## PROBLEM STATEMENT
Copy all lines in the data that contain the string "label".

## RAW DATA
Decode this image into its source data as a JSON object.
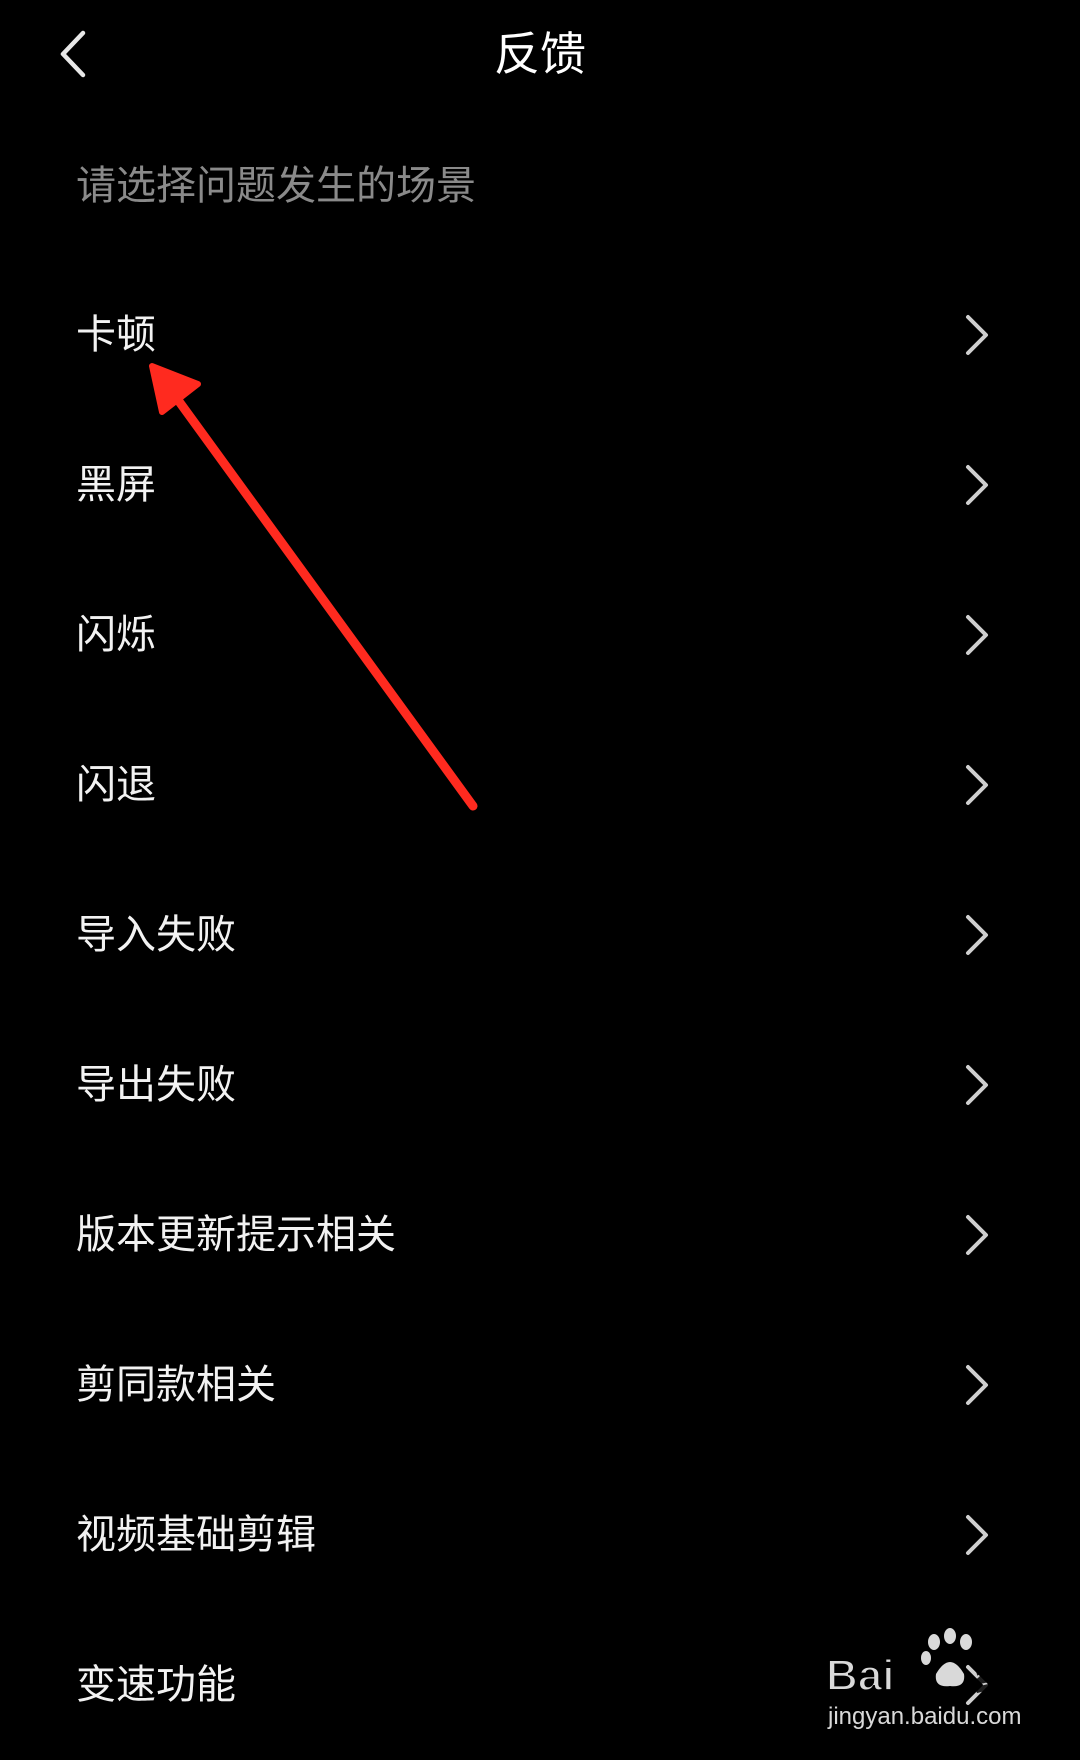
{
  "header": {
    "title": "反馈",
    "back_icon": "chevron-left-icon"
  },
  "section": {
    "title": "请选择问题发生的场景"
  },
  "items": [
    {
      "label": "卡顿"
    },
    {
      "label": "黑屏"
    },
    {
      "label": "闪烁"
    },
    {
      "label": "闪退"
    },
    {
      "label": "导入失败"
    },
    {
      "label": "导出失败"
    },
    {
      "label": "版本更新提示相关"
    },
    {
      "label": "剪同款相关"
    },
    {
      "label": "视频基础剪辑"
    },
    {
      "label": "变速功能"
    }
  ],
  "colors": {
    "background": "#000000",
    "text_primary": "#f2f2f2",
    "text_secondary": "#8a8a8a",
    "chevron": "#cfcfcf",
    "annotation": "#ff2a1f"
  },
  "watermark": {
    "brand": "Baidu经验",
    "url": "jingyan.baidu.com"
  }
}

## RESPONSE BELOW
      "label": "卡顿"
      "label": "黑屏"
      "label": "闪烁"
      "label": "闪退"
      "label": "导入失败"
      "label": "导出失败"
      "label": "版本更新提示相关"
      "label": "剪同款相关"
      "label": "视频基础剪辑"
      "label": "变速功能"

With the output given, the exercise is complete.